Most healthy, established papaya trees (Carica papaya) bear fruit seven to 11 months after planting. Their fruiting is influenced by a number of factors and may be delayed or prevented entirely depending on the plant and its environment. Papaya trees grow the warm climates of in U.S. Department of Agriculture plant hardiness zones 10 to 12.
Sex and Flower Type
Papayas express three different sexual forms: hermaphroditic, female and male. Female and hermaphroditic papayas are capable of bearing fruit, while male plants cannot. The flowers indicate which sex the plant is, although the differences are often subtle.

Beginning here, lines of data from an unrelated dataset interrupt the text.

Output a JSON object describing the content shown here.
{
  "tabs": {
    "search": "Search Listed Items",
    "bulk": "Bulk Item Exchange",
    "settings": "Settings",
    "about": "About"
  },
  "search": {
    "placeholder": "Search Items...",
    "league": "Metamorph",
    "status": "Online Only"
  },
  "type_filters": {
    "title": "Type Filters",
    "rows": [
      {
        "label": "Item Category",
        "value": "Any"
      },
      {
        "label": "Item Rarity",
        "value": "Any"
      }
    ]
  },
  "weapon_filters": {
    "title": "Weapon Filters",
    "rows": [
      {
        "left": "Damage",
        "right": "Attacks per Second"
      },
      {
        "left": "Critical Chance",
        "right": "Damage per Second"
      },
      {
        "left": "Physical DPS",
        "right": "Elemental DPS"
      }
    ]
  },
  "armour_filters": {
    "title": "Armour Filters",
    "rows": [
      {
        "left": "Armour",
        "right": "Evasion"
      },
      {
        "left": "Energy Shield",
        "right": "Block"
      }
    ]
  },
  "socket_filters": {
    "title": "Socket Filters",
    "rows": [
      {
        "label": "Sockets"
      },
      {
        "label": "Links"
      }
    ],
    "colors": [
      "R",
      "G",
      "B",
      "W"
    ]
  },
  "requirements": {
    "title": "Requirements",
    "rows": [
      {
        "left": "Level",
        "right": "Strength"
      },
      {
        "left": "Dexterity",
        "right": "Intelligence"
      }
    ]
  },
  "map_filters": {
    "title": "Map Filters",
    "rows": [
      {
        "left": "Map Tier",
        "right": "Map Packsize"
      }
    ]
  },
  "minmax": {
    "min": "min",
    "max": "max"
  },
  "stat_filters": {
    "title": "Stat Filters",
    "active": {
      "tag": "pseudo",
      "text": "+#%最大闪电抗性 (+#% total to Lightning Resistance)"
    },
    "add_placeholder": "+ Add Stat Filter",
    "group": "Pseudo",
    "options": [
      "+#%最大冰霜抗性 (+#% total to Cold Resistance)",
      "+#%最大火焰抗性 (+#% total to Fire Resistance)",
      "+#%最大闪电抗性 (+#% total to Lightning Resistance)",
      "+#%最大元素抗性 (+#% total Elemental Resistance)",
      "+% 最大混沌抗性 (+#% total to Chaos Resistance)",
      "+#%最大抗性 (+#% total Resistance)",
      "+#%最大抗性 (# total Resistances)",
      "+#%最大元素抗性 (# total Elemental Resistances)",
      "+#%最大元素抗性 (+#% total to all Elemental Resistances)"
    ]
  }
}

Female flowers have a large, conical bud with a swollen ovary at the base, while hermaphroditic flowers have a more cylindrical bud with a smaller ovary and stamens inside. Male buds are slender and have no ovary at the base. Hermaphroditic flowers are self-pollinating because they contain both male and female parts, while female plants require a male to pollinate them. Planting more than three papayas will increase the odds of getting a self-pollinating hermaphrodite or a mix of female and male plants.
To bear fruit, papaya trees need warm weather, full sun and moist, loamy soil. Temperatures below 59 degrees Fahrenheit inhibit blooming and can result in deformed fruit. Temperatures above 90 F can cause blossom drop and, when combined with drought, can reverse the sex of the plant from female or hermaphroditic to male, which will prevent fruiting. Keep papaya trees watered and allow the soil to dry out on the surface between waterings. Keep overhanging trees pruned back so the papaya tree isn't shaded. In marginal areas below USDA zone 10b, grow papayas in a pot so they can be brought indoors in temperature extremes.
Female papaya trees need pollinators and a nearby male tree to produce fruit. A lack of male plants or insect pollinators may prevent or delay a papaya's first fruiting, which will shorten its useful life in the garden. Once you've got both male and female trees, you may need to increase their attractiveness to butterflies, bees and other pollinators. Surround papayas with insect-friendly plants that share similar growing conditions such as the blue passionflower (Passiflora caerulea) and golden dewdrop (Duranta erecta), both of which grow in USDA zones 8 through 11. Also, plant papayas no more than 20 feet apart so the wind can carry pollen between them.
Young papaya trees do not transplant well and may enter shock if their planting conditions are not ideal. Transplant shock can cause serious issues with young papayas, including branch dieback and delayed fruiting. To decrease the likelihood of damage, plant papayas in fall when the weather is mild and moist and cover the root zone with mulch to keep the soil warm. Handle the root ball gently during the transplant process to avoid damaging the roots, and position the top of the root ball slightly above the soil's surface so excess moisture will drain away.
- Missouri Botanical Garden: Carica Papaya
- University of Florida IFAS Extension: Papaya Growing in the Florida Home Landscape
- Logee's Plants for Home and Garden: Cultural Information--Papaya
- University of Hawaii at Manoa College of Tropical Agriculture and Human Resources: Why Some Papaya Plans Fail to Fruit
- St. Lucie Master Gardeners: Nectar Gardening for Butterflies, Honey Bees and Native Bees
- Floridata: Passiflora Caerulea
- Floridata: Duranta Erecta
- California Rare Fruit Growers: Papaya Fruit Facts
Samantha McMullen began writing professionally in 2001. Her nearly 20 years of experience in horticulture informs her work, which has appeared in publications such as Mother Earth News.